All of these will necessitate a shift in teacher-training methods and approaches as well. We at Mastory are constantly working on developing a storyline based mathematical program that invites every student from all backgrounds to think, investigate, and solve the mysteries of Mastory’s world by using mathematics. We encourage critical thinking and unique ways to arrive at solutions. We incorporate both group and individual work and let the students discuss their experiences while cooperating in a supporting and motivating environment. This environment helps kids learn about themselves, their true potential, and social skills besides mathematics. We build upon their ways of thinking and strengths and celebrate their contributions to the class. Our storylines give us the opportunity to incorporate all types of topics into our classes. This helps students feel like they belong to the math community and helps them find their true genius fostering intellectual, social, emotional, and cultural growth. The stories provide connections to the real world that keeps students engaged. Instead of grading tests, with the use of digital technologies, we carefully monitor our students’ development, effort, and contributions. We provide growth focused feedback and adjust the next levels and tasks to achieve a steady improvement. We truly believe that teaching requires an open mind, and students have many things to teach us as well. We just need to pay attention.

References


  1. Gholson, Maisie L. (2020). Big Mathematics: Centering the Humanities in Mathematics Learning and Identity Development. Working Paper
  2. Mindset Scholars Network. Creating More Inclusive Learning Environments in Mathematics 2020
  3. González, N., Moll, L., & Amanti, C. (2005). Funds of knowledge: Theorizing practices in households, communities, and classrooms. Erlbau
  4. Priniski, Stacy J. and Thoman, Dustin B. (2020). Fostering an Inclusively Relevant Mathematics Environment: The Case for Combining Social-Justice and Utility-Value Approaches. Working Paper.
  5. Boaler, J. (2016). Mathematical mindsets: Unleashing students' potential through creative math, inspiring messages and innovative teaching. John Wiley & Sons.
  6. Butler, R. (1987). Task-involving and ego-involving properties of evaluation: Effects of different feedback conditions on motivational perceptions, interest, and performance. Journal of Educational Psychology, 79(4), 474.
  7. Pulfrey, C., Buchs, C., & Butera, F. (2011). Why grades engender performance-avoidance goals: The mediating role of autonomous motivation. Journal of Educational Psychology, 103(3), 683.

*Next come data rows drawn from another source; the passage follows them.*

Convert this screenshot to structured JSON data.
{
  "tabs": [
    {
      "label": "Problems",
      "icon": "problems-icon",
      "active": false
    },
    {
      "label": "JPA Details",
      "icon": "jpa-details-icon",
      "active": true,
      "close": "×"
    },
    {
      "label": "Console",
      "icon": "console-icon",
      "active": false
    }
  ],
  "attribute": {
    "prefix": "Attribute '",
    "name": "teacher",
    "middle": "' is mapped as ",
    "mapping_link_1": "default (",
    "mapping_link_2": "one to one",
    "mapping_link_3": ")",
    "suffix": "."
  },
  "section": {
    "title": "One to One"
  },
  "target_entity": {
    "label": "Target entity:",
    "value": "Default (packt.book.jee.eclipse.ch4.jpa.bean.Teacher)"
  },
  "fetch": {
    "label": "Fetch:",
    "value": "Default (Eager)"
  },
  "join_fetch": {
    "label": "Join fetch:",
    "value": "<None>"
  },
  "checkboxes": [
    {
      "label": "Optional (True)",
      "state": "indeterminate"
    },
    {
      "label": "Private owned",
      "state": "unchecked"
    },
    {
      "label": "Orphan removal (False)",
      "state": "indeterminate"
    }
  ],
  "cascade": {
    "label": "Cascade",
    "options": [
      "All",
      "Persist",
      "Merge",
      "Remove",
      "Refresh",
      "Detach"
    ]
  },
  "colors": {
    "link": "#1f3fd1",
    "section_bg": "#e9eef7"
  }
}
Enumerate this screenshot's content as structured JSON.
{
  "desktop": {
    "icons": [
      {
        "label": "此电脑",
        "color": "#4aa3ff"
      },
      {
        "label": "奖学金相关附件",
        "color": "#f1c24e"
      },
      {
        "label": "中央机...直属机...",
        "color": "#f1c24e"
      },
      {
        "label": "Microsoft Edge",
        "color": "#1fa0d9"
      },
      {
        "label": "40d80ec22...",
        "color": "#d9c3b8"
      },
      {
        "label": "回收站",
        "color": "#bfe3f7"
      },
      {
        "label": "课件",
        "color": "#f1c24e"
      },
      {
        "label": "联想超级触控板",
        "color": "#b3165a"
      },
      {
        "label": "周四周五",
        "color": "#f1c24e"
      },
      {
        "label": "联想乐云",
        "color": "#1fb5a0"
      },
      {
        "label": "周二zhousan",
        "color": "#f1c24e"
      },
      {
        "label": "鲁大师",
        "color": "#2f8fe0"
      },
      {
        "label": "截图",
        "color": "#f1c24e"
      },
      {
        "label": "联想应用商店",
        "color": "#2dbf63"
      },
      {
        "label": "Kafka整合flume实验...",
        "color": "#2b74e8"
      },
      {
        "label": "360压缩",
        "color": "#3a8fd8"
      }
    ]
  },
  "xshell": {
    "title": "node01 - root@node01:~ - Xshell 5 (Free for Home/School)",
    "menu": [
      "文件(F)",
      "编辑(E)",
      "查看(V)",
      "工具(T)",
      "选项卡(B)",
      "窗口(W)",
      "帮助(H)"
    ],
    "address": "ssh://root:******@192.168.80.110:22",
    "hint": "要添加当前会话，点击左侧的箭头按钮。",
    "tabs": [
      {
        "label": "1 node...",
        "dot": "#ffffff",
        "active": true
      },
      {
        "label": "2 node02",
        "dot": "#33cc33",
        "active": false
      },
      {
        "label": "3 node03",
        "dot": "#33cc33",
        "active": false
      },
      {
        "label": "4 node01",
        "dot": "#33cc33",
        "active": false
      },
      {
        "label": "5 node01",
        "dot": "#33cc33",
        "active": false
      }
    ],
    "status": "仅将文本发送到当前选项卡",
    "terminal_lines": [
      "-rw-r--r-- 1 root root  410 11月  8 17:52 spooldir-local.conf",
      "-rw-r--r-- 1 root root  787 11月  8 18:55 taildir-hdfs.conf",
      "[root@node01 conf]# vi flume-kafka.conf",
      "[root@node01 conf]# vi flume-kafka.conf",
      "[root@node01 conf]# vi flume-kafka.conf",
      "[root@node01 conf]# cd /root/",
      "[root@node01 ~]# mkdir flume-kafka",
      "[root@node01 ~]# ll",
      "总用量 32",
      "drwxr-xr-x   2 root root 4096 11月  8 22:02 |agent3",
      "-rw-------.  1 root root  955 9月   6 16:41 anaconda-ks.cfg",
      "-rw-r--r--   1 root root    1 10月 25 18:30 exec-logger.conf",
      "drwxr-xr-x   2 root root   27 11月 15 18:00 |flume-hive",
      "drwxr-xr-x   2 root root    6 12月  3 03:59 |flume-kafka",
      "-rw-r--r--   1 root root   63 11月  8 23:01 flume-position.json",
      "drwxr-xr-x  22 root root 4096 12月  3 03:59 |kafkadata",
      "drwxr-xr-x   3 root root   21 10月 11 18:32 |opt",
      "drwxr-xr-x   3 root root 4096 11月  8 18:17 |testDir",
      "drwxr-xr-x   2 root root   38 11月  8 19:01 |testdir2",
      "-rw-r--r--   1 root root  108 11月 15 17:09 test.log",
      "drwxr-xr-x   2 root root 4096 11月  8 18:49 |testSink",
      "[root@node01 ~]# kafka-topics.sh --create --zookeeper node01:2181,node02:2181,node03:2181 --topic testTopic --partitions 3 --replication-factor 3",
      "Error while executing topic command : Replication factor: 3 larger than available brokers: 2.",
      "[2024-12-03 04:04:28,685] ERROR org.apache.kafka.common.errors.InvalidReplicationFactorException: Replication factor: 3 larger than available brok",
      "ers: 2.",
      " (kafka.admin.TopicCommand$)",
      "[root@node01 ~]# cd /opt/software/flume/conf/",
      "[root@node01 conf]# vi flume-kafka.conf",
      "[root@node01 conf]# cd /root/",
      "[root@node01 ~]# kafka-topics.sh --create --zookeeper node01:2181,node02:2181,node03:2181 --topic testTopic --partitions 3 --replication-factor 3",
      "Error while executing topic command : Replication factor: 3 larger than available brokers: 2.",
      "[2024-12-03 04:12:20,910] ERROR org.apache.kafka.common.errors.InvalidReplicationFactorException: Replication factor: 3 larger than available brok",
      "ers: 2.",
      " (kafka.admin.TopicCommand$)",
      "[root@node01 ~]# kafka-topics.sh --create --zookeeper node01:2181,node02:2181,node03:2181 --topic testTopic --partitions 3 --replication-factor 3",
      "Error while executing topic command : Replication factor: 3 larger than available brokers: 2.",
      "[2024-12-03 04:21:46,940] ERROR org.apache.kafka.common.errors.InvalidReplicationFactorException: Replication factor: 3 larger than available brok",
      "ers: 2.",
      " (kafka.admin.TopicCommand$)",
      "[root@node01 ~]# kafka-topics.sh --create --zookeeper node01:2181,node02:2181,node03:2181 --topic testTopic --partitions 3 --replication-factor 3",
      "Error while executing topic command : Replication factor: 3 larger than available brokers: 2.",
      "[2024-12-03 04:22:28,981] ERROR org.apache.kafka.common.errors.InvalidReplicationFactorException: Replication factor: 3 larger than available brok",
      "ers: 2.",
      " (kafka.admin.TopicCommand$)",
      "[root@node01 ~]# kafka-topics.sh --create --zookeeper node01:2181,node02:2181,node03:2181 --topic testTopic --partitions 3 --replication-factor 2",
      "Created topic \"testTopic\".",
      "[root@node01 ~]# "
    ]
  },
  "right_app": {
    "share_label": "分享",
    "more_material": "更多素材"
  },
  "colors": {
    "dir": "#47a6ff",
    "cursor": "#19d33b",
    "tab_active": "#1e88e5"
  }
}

  8. Chen, G. A. and Horn, I. S. (2020). Reviewing the Research on Marginalization in Mathematics Education. Working Paper.
  9. Ortiz, N. A. (2020). (Ontologically) Black and Proud. Working Paper.
  10. Williams Beechum, N. (2020). Expanding Visions of Success in Mathematics for Marginalized Students: Building More Equitable and Inclusive Mathematics Environments. Working Paper.